Yet all indications are that the enthusiasm gap is shrinking, and at this time Obama is generating enthusiasm while Romney is floundering. Quinnipiac released polls on Wednesday showing Obama up 12 in Pennsylvania, 9 in Florida and 10 in Ohio. Politico called these numbers jaw dropping. Public Policy Polling also showed Obama up 7 in Iowa. It appears like there has been a real shift towards Obama.
Therein lies the real reason not to trust Rasmussen’s numbers: Almost every pollster is showing a shift to Obama at the state and national level. Rasmussen has stayed flat. To me this suggests that if he is weighing for party identification and makes demographic assumptions that understate Democratic enthusiasm his methodology is getting in the way of recognizing the trend.
These are all pollsters who have been around for quite awhile and have a good track record, including Rasmussen. Their reputation is on the line. They’ve been doing this and refining their methodology for years. Is it really plausible that they all are making the same systemic error, either by conspiracy or chance? Moreover, why would that “error” suddenly appear in mid-September, after all the polls had shown a close race before hand? The evidence suggests Rasmussen’s method is flawed – though he could change how he weighs data as the race continues if he concludes that party ID is not favoring the Republicans and that the enthusiasm gap is disappearing.
Blaming the media and trying to find ways to disregard the preponderance of polls are both symptoms of the same disease: a campaign in distress.
UPDATE: One other point – the same trend is being seen in Senate races around the country.
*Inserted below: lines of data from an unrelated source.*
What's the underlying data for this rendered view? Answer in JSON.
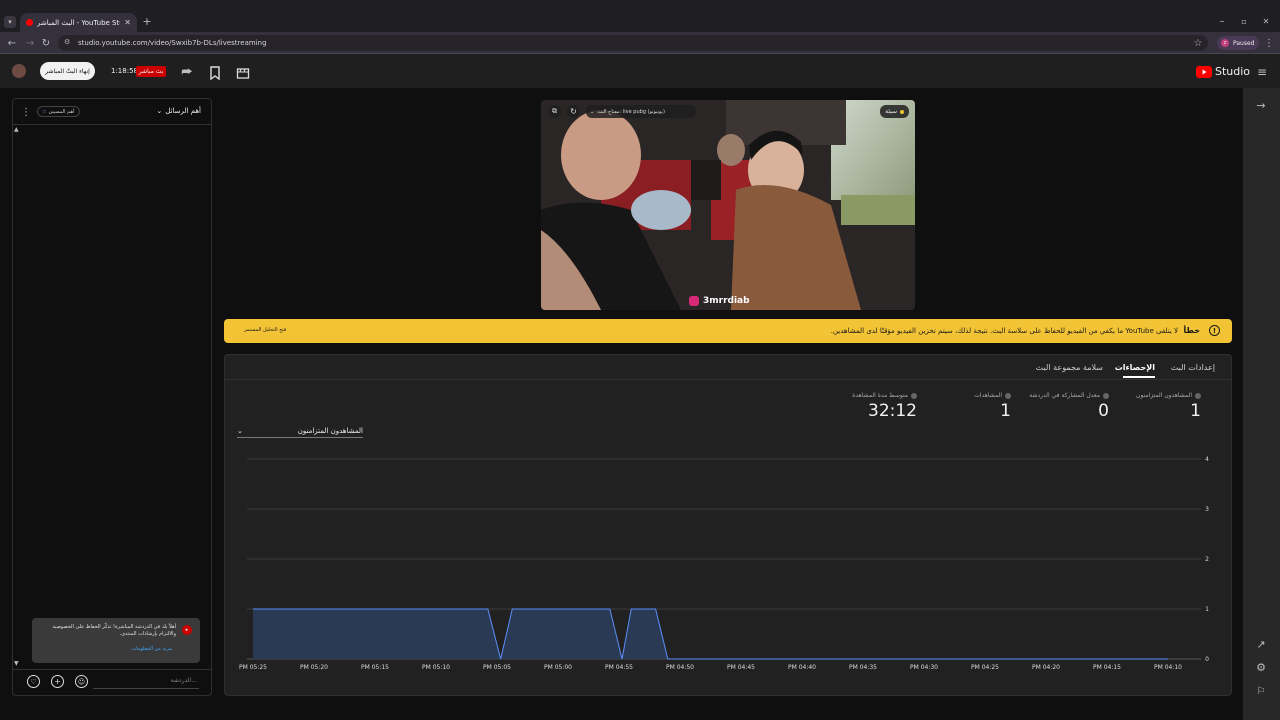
{
  "browser": {
    "tab_title": "البث المباشر - YouTube Studio",
    "url": "studio.youtube.com/video/Swxib7b-DLs/livestreaming",
    "profile_label": "Paused",
    "profile_initial": "z"
  },
  "header": {
    "end_live_label": "إنهاء البثّ المباشر",
    "elapsed": "1:18:58",
    "live_badge": "بث مباشر",
    "studio_label": "Studio"
  },
  "chat": {
    "mode_label": "أهم الرسائل",
    "filter_label": "أهم المسيين",
    "notice_text": "أهلاً بك في الدردشة المباشرة! تذكّر الحفاظ على الخصوصية والالتزام بإرشادات المنتدى.",
    "learn_more": "مزيد من المعلومات",
    "input_placeholder": "الدردشة..."
  },
  "preview": {
    "stream_key_label": "مفتاح البث: live pubg (يوتيوتو)",
    "status_label": "سيئة",
    "instagram_handle": "3mrrdiab"
  },
  "alert": {
    "error_label": "خطأ",
    "message": "لا يتلقى YouTube ما يكفي من الفيديو للحفاظ على سلاسة البث. نتيجة لذلك، سيتم تخزين الفيديو مؤقتًا لدى المشاهدين.",
    "action": "فتح التحليل المستمر"
  },
  "tabs": [
    {
      "label": "إعدادات البث"
    },
    {
      "label": "الإحصاءات"
    },
    {
      "label": "سلامة مجموعة البث"
    }
  ],
  "stats": [
    {
      "label": "المشاهدون المتزامنون",
      "value": "1"
    },
    {
      "label": "معدل المشاركة في الدردشة",
      "value": "0"
    },
    {
      "label": "المشاهدات",
      "value": "1"
    },
    {
      "label": "متوسط مدة المشاهدة",
      "value": "32:12"
    }
  ],
  "metric_select": "المشاهدون المتزامنون",
  "chart_data": {
    "type": "area",
    "x": [
      "PM 05:25",
      "PM 05:20",
      "PM 05:15",
      "PM 05:10",
      "PM 05:05",
      "PM 05:00",
      "PM 04:55",
      "PM 04:50",
      "PM 04:45",
      "PM 04:40",
      "PM 04:35",
      "PM 04:30",
      "PM 04:25",
      "PM 04:20",
      "PM 04:15",
      "PM 04:10"
    ],
    "y_ticks": [
      0,
      1,
      2,
      3,
      4
    ],
    "ylim": [
      0,
      4
    ],
    "series": [
      {
        "values_t": [
          [
            0,
            1
          ],
          [
            1,
            1
          ],
          [
            2,
            1
          ],
          [
            3,
            1
          ],
          [
            3.85,
            1
          ],
          [
            4.06,
            0
          ],
          [
            4.25,
            1
          ],
          [
            5,
            1
          ],
          [
            5.85,
            1
          ],
          [
            6.05,
            0
          ],
          [
            6.2,
            1
          ],
          [
            6.6,
            1
          ],
          [
            6.8,
            0
          ],
          [
            7,
            0
          ],
          [
            8,
            0
          ],
          [
            9,
            0
          ],
          [
            10,
            0
          ],
          [
            11,
            0
          ],
          [
            12,
            0
          ],
          [
            13,
            0
          ],
          [
            14,
            0
          ],
          [
            15,
            0
          ]
        ]
      }
    ],
    "colors": {
      "line": "#5b8ff9",
      "fill": "#2a3a55"
    }
  }
}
Democrats have built leads in seats that looked vulnerable, and candidates like Elizabeth Warren and Tammy Baldwin (MA and WI) have gone from being underdogs to favorites. This reinforces the idea that the election is trending Democratic.
UPDATE 2: Nate Silver did a thorough analysis of Rasmussen after the 2010 election cycle and found empirical evidence that Rasmussen is biased towards Republicans, and did very poorly.